Does Your Company Consider All of the Costs of Attrition?
The true cost of employee turnover is often an unknown, as most companies don’t have systems in place to track all of the tangible and intangible costs: exit costs, recruiting, interviewing, hiring, orientation and training, lost productivity, potential customer dissatisfaction, reduced or lost business, administrative costs, lost expertise, etc. This takes collaboration among departments (HR, Finance, and Operations), ways to measure these costs, and reporting mechanisms. Nevertheless, both the issue and opportunity still exist.
Doing the Math
Let’s explore the cost of turnover with a basic example by putting the Zane Benefits figures above to work.
Attrition Rate = # of Employees no longer with the company / Average number of employees
An Example of Company X
- “Company X” employs 100 employees
- A front line employee of Company X makes $10/hour ($20,800 yearly)
- It costs 16% of their yearly salary to replace a front line employee, which is $3,328 per front line employee
Consider the cost of a yearly Attrition rate of 25%:
- 25 employees will leave their position yearly
- 25 employees x $3,328 = $83,200 yearly cost in Attrition
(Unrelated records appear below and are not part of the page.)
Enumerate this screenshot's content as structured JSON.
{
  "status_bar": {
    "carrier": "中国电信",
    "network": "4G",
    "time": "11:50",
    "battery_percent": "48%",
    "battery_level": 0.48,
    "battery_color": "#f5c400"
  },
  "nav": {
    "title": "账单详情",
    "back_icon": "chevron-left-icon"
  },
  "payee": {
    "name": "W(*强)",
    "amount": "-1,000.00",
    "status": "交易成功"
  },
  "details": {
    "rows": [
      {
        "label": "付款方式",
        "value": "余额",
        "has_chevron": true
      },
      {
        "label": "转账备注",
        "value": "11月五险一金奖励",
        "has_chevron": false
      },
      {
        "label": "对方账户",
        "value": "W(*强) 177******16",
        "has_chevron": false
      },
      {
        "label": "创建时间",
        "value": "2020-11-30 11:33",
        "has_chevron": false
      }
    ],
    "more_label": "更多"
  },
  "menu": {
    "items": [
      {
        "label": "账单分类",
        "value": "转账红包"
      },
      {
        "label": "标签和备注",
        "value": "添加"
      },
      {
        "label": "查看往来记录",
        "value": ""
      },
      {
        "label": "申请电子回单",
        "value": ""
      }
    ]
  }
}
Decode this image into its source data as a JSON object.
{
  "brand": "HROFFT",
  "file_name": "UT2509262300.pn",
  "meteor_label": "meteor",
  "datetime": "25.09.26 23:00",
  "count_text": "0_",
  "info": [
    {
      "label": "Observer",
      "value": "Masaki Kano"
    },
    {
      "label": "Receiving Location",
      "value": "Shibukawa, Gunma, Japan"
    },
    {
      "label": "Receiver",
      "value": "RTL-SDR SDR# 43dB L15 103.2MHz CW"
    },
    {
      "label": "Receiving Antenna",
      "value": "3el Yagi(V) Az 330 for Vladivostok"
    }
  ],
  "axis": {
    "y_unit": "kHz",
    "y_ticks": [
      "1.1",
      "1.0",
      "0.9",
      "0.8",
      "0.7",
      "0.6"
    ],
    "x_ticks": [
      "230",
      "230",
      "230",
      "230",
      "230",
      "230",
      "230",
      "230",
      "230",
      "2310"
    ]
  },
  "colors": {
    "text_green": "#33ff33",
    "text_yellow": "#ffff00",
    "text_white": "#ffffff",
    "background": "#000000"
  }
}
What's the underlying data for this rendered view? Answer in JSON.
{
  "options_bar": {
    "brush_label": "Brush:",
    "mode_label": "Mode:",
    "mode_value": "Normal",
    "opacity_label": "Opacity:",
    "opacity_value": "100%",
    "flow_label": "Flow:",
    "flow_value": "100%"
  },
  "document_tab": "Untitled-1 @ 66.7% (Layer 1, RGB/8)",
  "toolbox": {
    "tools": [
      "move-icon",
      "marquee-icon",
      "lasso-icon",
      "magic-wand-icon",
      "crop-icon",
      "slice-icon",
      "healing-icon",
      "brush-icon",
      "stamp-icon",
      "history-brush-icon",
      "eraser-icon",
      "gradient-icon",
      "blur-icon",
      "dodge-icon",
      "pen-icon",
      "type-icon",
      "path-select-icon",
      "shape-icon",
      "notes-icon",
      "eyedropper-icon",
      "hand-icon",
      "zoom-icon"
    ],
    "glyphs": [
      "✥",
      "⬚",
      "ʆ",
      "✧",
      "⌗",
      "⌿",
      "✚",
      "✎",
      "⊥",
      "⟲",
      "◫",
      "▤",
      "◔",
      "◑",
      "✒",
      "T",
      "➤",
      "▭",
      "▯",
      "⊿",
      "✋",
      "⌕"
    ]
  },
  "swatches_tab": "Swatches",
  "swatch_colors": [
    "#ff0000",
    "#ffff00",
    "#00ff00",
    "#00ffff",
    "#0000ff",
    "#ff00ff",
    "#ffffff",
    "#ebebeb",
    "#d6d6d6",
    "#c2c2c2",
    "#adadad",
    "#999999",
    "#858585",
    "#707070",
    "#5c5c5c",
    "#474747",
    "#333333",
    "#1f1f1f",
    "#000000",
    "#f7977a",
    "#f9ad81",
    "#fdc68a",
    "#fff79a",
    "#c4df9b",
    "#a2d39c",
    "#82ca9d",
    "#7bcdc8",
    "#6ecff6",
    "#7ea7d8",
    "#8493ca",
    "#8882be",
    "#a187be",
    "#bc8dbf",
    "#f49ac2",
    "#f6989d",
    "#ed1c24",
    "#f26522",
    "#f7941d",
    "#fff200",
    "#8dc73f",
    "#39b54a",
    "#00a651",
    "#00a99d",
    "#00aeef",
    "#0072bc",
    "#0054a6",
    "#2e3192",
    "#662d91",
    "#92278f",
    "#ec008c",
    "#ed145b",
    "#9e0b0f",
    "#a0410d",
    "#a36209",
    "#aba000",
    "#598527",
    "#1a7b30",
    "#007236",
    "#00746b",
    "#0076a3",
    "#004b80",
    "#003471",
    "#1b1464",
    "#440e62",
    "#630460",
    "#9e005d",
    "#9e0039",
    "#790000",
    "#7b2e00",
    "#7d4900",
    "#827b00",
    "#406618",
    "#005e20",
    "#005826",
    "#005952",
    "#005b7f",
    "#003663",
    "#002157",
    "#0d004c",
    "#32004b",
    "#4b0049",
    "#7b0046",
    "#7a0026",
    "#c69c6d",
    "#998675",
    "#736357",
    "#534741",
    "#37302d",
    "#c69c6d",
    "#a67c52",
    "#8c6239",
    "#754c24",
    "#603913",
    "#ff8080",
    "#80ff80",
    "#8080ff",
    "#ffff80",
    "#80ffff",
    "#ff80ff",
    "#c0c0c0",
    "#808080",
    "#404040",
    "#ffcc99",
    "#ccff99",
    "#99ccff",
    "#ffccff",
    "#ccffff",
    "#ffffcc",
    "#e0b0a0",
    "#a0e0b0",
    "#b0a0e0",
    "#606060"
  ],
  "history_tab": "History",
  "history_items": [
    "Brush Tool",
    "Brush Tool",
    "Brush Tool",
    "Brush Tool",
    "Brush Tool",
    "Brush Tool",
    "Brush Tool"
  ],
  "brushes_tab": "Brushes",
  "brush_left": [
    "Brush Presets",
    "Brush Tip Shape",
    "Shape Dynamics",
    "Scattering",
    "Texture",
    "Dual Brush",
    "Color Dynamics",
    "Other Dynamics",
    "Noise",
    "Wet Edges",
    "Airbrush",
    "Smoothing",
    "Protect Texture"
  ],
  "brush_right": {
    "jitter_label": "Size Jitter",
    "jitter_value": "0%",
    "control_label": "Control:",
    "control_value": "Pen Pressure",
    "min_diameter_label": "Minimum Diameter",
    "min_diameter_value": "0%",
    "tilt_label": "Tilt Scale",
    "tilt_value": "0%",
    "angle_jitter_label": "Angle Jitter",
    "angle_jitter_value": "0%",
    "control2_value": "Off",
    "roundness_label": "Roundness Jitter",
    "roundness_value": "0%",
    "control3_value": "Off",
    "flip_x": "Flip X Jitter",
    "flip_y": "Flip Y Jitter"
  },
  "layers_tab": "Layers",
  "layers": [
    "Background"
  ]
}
Consider the Potential Cost Savings in 5% Reduced Attrition:
- Reduce the attrition by only 5%, or 5 less employees leaving
- Only 20 employees x $3,328 = $66,560 yearly cost in Attrition
- Savings of reducing attrition to 20% = $16,640 ($83,200 – $66,560)
Additional potential benefits:
- What if productivity increased by 3% due to higher employee engagement?
- What if customer satisfaction improved by 4% stemming from employee buy-in to a company belief statement?
- The ability to build greater momentum in desired culture due to not having to retrain or to give a boiled-down version of past intentional actions to build engagement and culture.
Knowing is Not Enough Why do personal trainers exist? They work better than trying to lose weight alone.
- They’ve spend countless hours mastering the complexity of the human body, diet and exercise.
- They hold no bias with their clients other than seeking to help achieve their client’s goals.
- They hold clients accountable to stay on the path to the end result, even through difficulties.
- They are able to leverage best practices from experience in dealing with other similar clients or addressing similar issues and goals.
All of these same benefits apply to cultural and leadership consulting.
One thing that all truly successful people know is that it takes focus to reach the next level. Redesigning a thriving culture requires a huge amount of focus, which is why it is so often underdeveloped. At Think 3D, Culture and Leadership are our focus. You focus on your business, and we’ll focus on you.
We help transform organizational culture to develop an environment that both allows for employees to be enriched and the businesses and organizations that they drive to flourish.
We do this by creating customized strategies that maximize the potential of their teams, drive down attrition and drive up engagement, based off of the 3 Dimensions of a healthy culture: Professional, Personal and Potential.
Find out more at letsthink3d.com